▶ Problem to work on
Your answer must be an exact copy of the data below, minus any pictures.

(Records from a collection)
::::::::::
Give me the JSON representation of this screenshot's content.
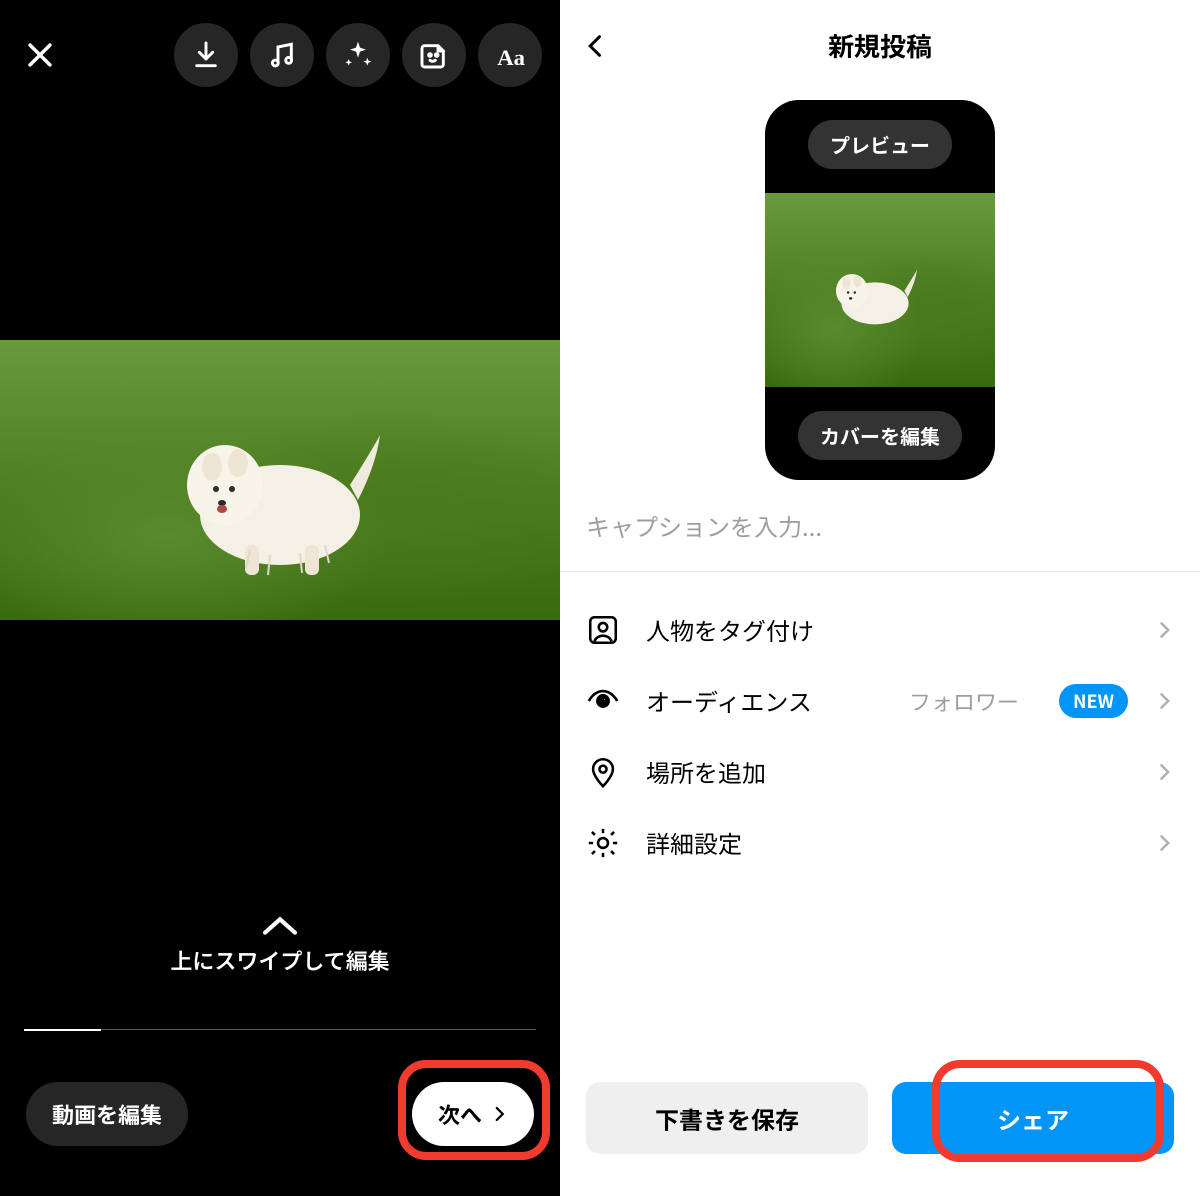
{
  "left": {
    "swipe_hint": "上にスワイプして編集",
    "edit_video_label": "動画を編集",
    "next_label": "次へ"
  },
  "right": {
    "title": "新規投稿",
    "preview_label": "プレビュー",
    "edit_cover_label": "カバーを編集",
    "caption_placeholder": "キャプションを入力...",
    "menu": {
      "tag_people": "人物をタグ付け",
      "audience": "オーディエンス",
      "audience_value": "フォロワー",
      "audience_badge": "NEW",
      "add_location": "場所を追加",
      "advanced": "詳細設定"
    },
    "save_draft_label": "下書きを保存",
    "share_label": "シェア"
  }
}
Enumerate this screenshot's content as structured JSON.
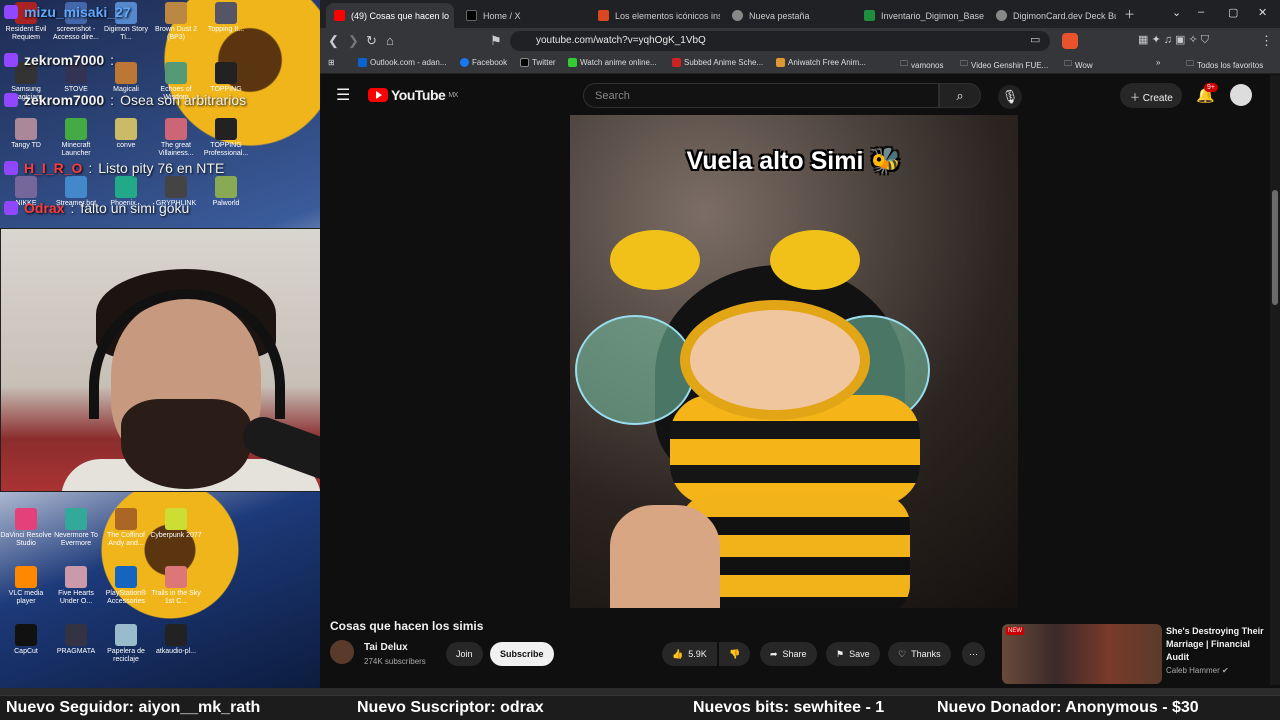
{
  "stream_overlay": {
    "chat": [
      {
        "user": "mizu_misaki_27",
        "sep": " ",
        "text": ""
      },
      {
        "user": "zekrom7000",
        "sep": " : ",
        "text": ""
      },
      {
        "user": "zekrom7000",
        "sep": " : ",
        "text": "Osea son arbitrarios"
      },
      {
        "user": "H_I_R_O",
        "sep": " : ",
        "text": "Listo pity 76 en NTE"
      },
      {
        "user": "Odrax",
        "sep": " : ",
        "text": "falto un simi goku"
      }
    ],
    "desktop_icons_top": [
      "Resident Evil Requiem",
      "screenshot - Accesso dire...",
      "Digimon Story Ti...",
      "Brown Dust 2 (BP3)",
      "Topping II..."
    ],
    "desktop_icons_row2": [
      "Samsung Magician",
      "STOVE",
      "Magicali",
      "Echoes of Wisdom",
      "TOPPING"
    ],
    "desktop_icons_row3": [
      "Tangy TD",
      "Minecraft Launcher",
      "conve",
      "The great Villainess...",
      "TOPPING Professional..."
    ],
    "desktop_icons_row4": [
      "NIKKE",
      "Streamer.bot",
      "Phoenix...",
      "GRYPHLINK",
      "Palworld"
    ],
    "desktop_icons_bottom1": [
      "DaVinci Resolve Studio",
      "Nevermore To Evermore",
      "The Coffinof Andy and...",
      "Cyberpunk 2077"
    ],
    "desktop_icons_bottom2": [
      "VLC media player",
      "Five Hearts Under O...",
      "PlayStation® Accessories",
      "Trails in the Sky 1st C..."
    ],
    "desktop_icons_bottom3": [
      "CapCut",
      "PRAGMATA",
      "Papelera de reciclaje",
      "atkaudio-pl..."
    ]
  },
  "browser": {
    "tabs": [
      {
        "label": "(49) Cosas que hacen lo",
        "color": "#ff0000"
      },
      {
        "label": "Home / X",
        "color": "#000000"
      },
      {
        "label": "Los elementos icónicos insp",
        "color": "#d9481f"
      },
      {
        "label": "Nueva pestaña",
        "color": "#888888"
      },
      {
        "label": "Inventario_Digimon_Base -",
        "color": "#1e8e3e"
      },
      {
        "label": "DigimonCard.dev Deck Buil",
        "color": "#888888"
      }
    ],
    "url": "youtube.com/watch?v=yqhOgK_1VbQ",
    "bookmarks": [
      "Outlook.com - adan...",
      "Facebook",
      "Twitter",
      "Watch anime online...",
      "Subbed Anime Sche...",
      "Aniwatch Free Anim...",
      "vamonos",
      "Video Genshin FUE...",
      "Wow",
      "Todos los favoritos"
    ]
  },
  "youtube": {
    "logo": "YouTube",
    "region": "MX",
    "search_placeholder": "Search",
    "create_label": "Create",
    "notif_count": "9+",
    "video_caption": "Vuela alto Simi",
    "video_title": "Cosas que hacen los simis",
    "channel_name": "Tai Delux",
    "channel_subs": "274K subscribers",
    "join_label": "Join",
    "subscribe_label": "Subscribe",
    "likes": "5.9K",
    "share_label": "Share",
    "save_label": "Save",
    "thanks_label": "Thanks",
    "recommended": {
      "badge": "NEW",
      "title": "She's Destroying Their Marriage | Financial Audit",
      "author": "Caleb Hammer"
    }
  },
  "ticker": {
    "follower": "Nuevo Seguidor: aiyon__mk_rath",
    "subscriber": "Nuevo Suscriptor: odrax",
    "bits": "Nuevos bits: sewhitee - 1",
    "donor": "Nuevo Donador: Anonymous - $30"
  }
}
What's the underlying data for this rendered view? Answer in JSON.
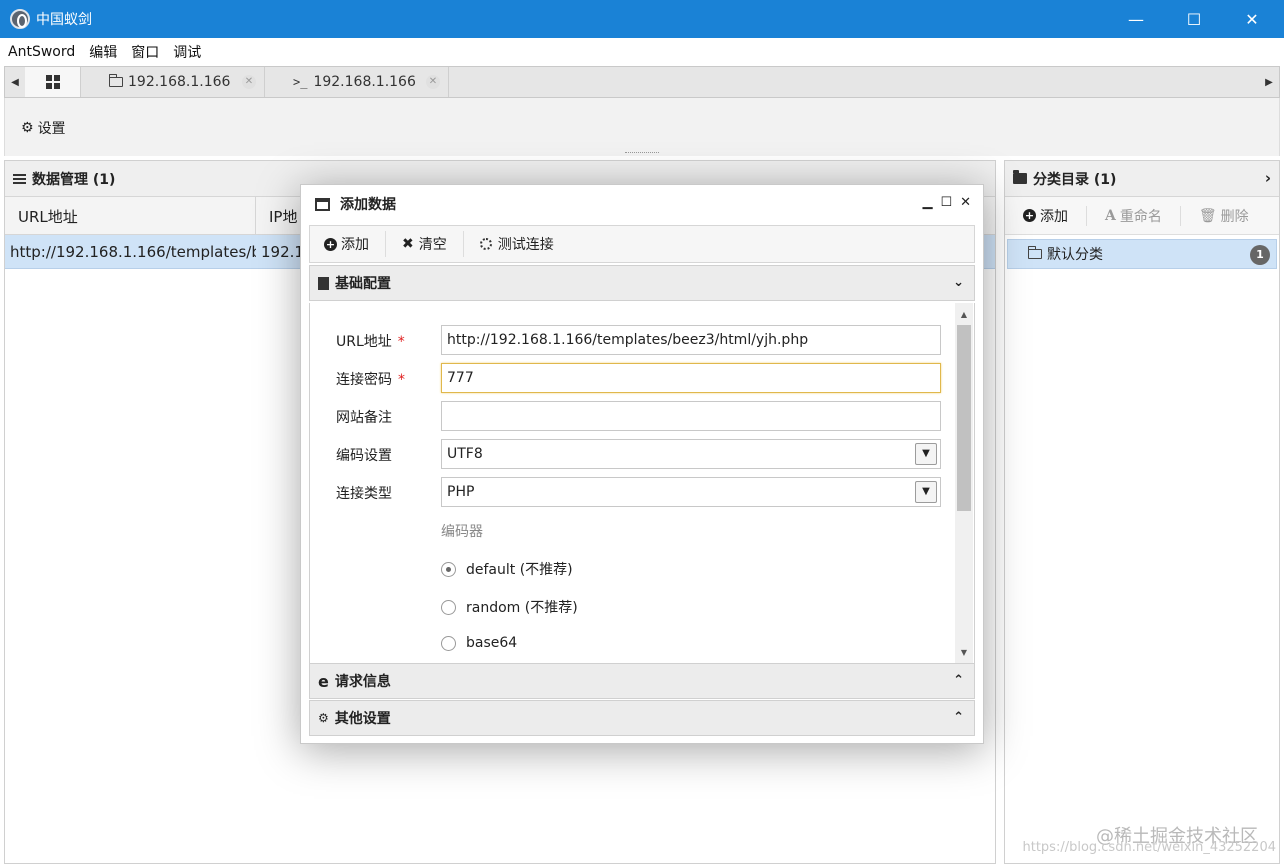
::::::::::
▶ Exercise output
Give me the JSON representation of this screenshot's content.
{
  "left": {
    "swipe_hint": "上にスワイプして編集",
    "edit_video_label": "動画を編集",
    "next_label": "次へ"
  },
  "right": {
    "title": "新規投稿",
    "preview_label": "プレビュー",
    "edit_cover_label": "カバーを編集",
    "caption_placeholder": "キャプションを入力...",
    "menu": {
      "tag_people": "人物をタグ付け",
      "audience": "オーディエンス",
      "audience_value": "フォロワー",
      "audience_badge": "NEW",
      "add_location": "場所を追加",
      "advanced": "詳細設定"
    },
    "save_draft_label": "下書きを保存",
    "share_label": "シェア"
  }
}
Enumerate this screenshot's content as structured JSON.
{
  "stream_overlay": {
    "chat": [
      {
        "user": "mizu_misaki_27",
        "sep": " ",
        "text": ""
      },
      {
        "user": "zekrom7000",
        "sep": " : ",
        "text": ""
      },
      {
        "user": "zekrom7000",
        "sep": " : ",
        "text": "Osea son arbitrarios"
      },
      {
        "user": "H_I_R_O",
        "sep": " : ",
        "text": "Listo pity 76 en NTE"
      },
      {
        "user": "Odrax",
        "sep": " : ",
        "text": "falto un simi goku"
      }
    ],
    "desktop_icons_top": [
      "Resident Evil Requiem",
      "screenshot - Accesso dire...",
      "Digimon Story Ti...",
      "Brown Dust 2 (BP3)",
      "Topping II..."
    ],
    "desktop_icons_row2": [
      "Samsung Magician",
      "STOVE",
      "Magicali",
      "Echoes of Wisdom",
      "TOPPING"
    ],
    "desktop_icons_row3": [
      "Tangy TD",
      "Minecraft Launcher",
      "conve",
      "The great Villainess...",
      "TOPPING Professional..."
    ],
    "desktop_icons_row4": [
      "NIKKE",
      "Streamer.bot",
      "Phoenix...",
      "GRYPHLINK",
      "Palworld"
    ],
    "desktop_icons_bottom1": [
      "DaVinci Resolve Studio",
      "Nevermore To Evermore",
      "The Coffinof Andy and...",
      "Cyberpunk 2077"
    ],
    "desktop_icons_bottom2": [
      "VLC media player",
      "Five Hearts Under O...",
      "PlayStation® Accessories",
      "Trails in the Sky 1st C..."
    ],
    "desktop_icons_bottom3": [
      "CapCut",
      "PRAGMATA",
      "Papelera de reciclaje",
      "atkaudio-pl..."
    ]
  },
  "browser": {
    "tabs": [
      {
        "label": "(49) Cosas que hacen lo",
        "color": "#ff0000"
      },
      {
        "label": "Home / X",
        "color": "#000000"
      },
      {
        "label": "Los elementos icónicos insp",
        "color": "#d9481f"
      },
      {
        "label": "Nueva pestaña",
        "color": "#888888"
      },
      {
        "label": "Inventario_Digimon_Base -",
        "color": "#1e8e3e"
      },
      {
        "label": "DigimonCard.dev Deck Buil",
        "color": "#888888"
      }
    ],
    "url": "youtube.com/watch?v=yqhOgK_1VbQ",
    "bookmarks": [
      "Outlook.com - adan...",
      "Facebook",
      "Twitter",
      "Watch anime online...",
      "Subbed Anime Sche...",
      "Aniwatch Free Anim...",
      "vamonos",
      "Video Genshin FUE...",
      "Wow",
      "Todos los favoritos"
    ]
  },
  "youtube": {
    "logo": "YouTube",
    "region": "MX",
    "search_placeholder": "Search",
    "create_label": "Create",
    "notif_count": "9+",
    "video_caption": "Vuela alto Simi",
    "video_title": "Cosas que hacen los simis",
    "channel_name": "Tai Delux",
    "channel_subs": "274K subscribers",
    "join_label": "Join",
    "subscribe_label": "Subscribe",
    "likes": "5.9K",
    "share_label": "Share",
    "save_label": "Save",
    "thanks_label": "Thanks",
    "recommended": {
      "badge": "NEW",
      "title": "She's Destroying Their Marriage | Financial Audit",
      "author": "Caleb Hammer"
    }
  },
  "ticker": {
    "follower": "Nuevo Seguidor: aiyon__mk_rath",
    "subscriber": "Nuevo Suscriptor: odrax",
    "bits": "Nuevos bits: sewhitee - 1",
    "donor": "Nuevo Donador: Anonymous - $30"
  }
}
What's the underlying data for this rendered view? Answer in JSON.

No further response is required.